Your goal: Write out every entry, unchanged. Skip any picture.

——————————

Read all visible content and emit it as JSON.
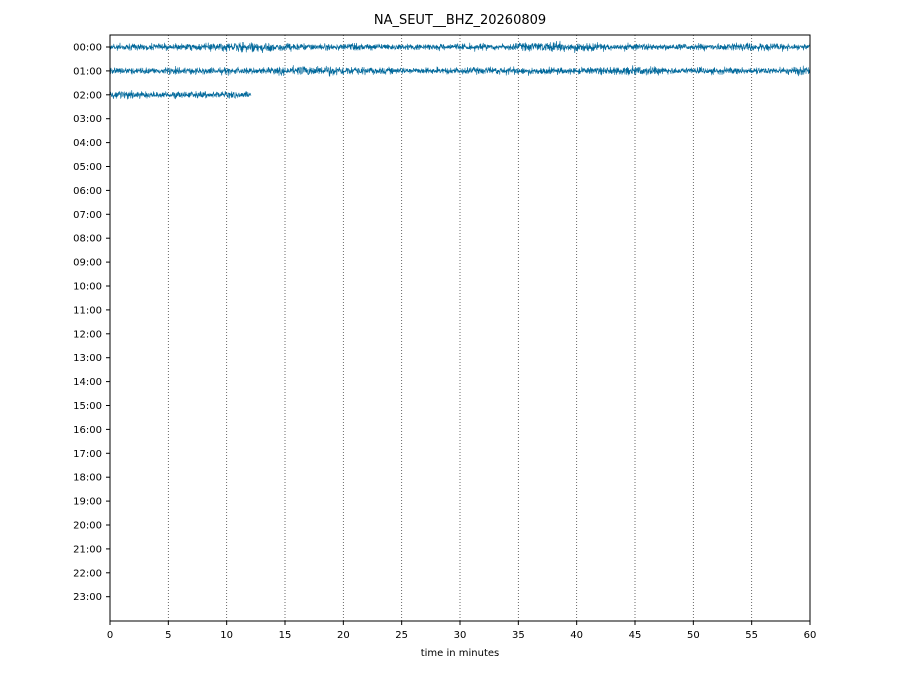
{
  "chart_data": {
    "type": "line",
    "title": "NA_SEUT__BHZ_20260809",
    "xlabel": "time in minutes",
    "ylabel": "",
    "xlim": [
      0,
      60
    ],
    "x_ticks": [
      0,
      5,
      10,
      15,
      20,
      25,
      30,
      35,
      40,
      45,
      50,
      55,
      60
    ],
    "y_tick_labels": [
      "00:00",
      "01:00",
      "02:00",
      "03:00",
      "04:00",
      "05:00",
      "06:00",
      "07:00",
      "08:00",
      "09:00",
      "10:00",
      "11:00",
      "12:00",
      "13:00",
      "14:00",
      "15:00",
      "16:00",
      "17:00",
      "18:00",
      "19:00",
      "20:00",
      "21:00",
      "22:00",
      "23:00"
    ],
    "grid": "vertical dotted lines at x ticks",
    "series": [
      {
        "hour": "00:00",
        "x_start": 0,
        "x_end": 60
      },
      {
        "hour": "01:00",
        "x_start": 0,
        "x_end": 60
      },
      {
        "hour": "02:00",
        "x_start": 0,
        "x_end": 12.1
      }
    ],
    "colors": {
      "trace": "#00689b",
      "grid": "#444444",
      "axis": "#000000"
    }
  }
}
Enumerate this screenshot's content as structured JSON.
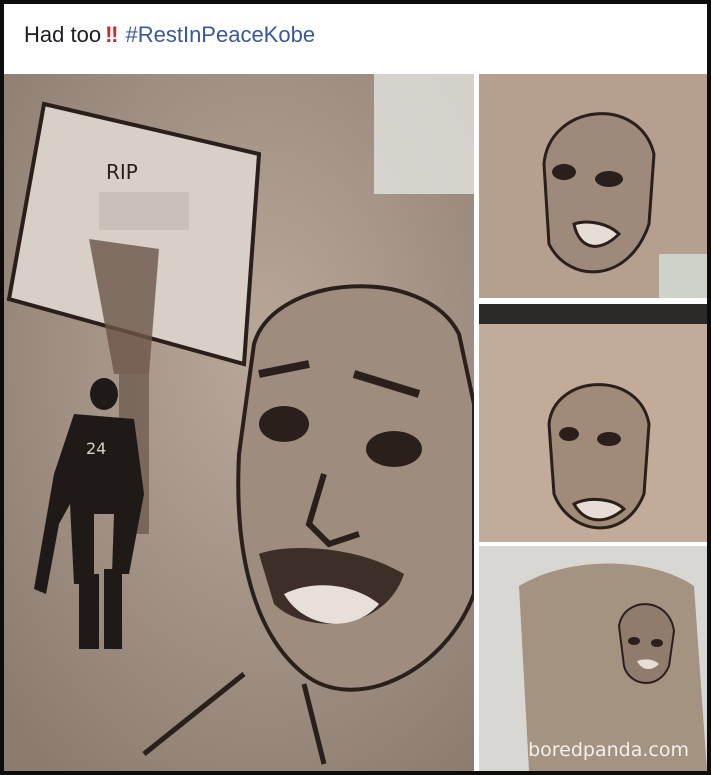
{
  "post": {
    "caption_text": "Had too",
    "caption_emoji": "‼",
    "hashtag": "#RestInPeaceKobe"
  },
  "photos": {
    "main": {
      "backboard_text": "RIP",
      "jersey_number": "24"
    },
    "watermark": "boredpanda.com"
  },
  "colors": {
    "hashtag": "#385898",
    "emoji": "#e0202a",
    "skin": "#a8978b",
    "ink": "#2a1f1a"
  }
}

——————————

Output for this task:
Read all visible content and emit it as JSON.
{
  "chart_data": {
    "type": "line",
    "title": "NA_SEUT__BHZ_20260809",
    "xlabel": "time in minutes",
    "ylabel": "",
    "xlim": [
      0,
      60
    ],
    "x_ticks": [
      0,
      5,
      10,
      15,
      20,
      25,
      30,
      35,
      40,
      45,
      50,
      55,
      60
    ],
    "y_tick_labels": [
      "00:00",
      "01:00",
      "02:00",
      "03:00",
      "04:00",
      "05:00",
      "06:00",
      "07:00",
      "08:00",
      "09:00",
      "10:00",
      "11:00",
      "12:00",
      "13:00",
      "14:00",
      "15:00",
      "16:00",
      "17:00",
      "18:00",
      "19:00",
      "20:00",
      "21:00",
      "22:00",
      "23:00"
    ],
    "grid": "vertical dotted lines at x ticks",
    "series": [
      {
        "hour": "00:00",
        "x_start": 0,
        "x_end": 60
      },
      {
        "hour": "01:00",
        "x_start": 0,
        "x_end": 60
      },
      {
        "hour": "02:00",
        "x_start": 0,
        "x_end": 12.1
      }
    ],
    "colors": {
      "trace": "#00689b",
      "grid": "#444444",
      "axis": "#000000"
    }
  }
}
Enumerate this screenshot's content as structured JSON.
{
  "post": {
    "caption_text": "Had too",
    "caption_emoji": "‼",
    "hashtag": "#RestInPeaceKobe"
  },
  "photos": {
    "main": {
      "backboard_text": "RIP",
      "jersey_number": "24"
    },
    "watermark": "boredpanda.com"
  },
  "colors": {
    "hashtag": "#385898",
    "emoji": "#e0202a",
    "skin": "#a8978b",
    "ink": "#2a1f1a"
  }
}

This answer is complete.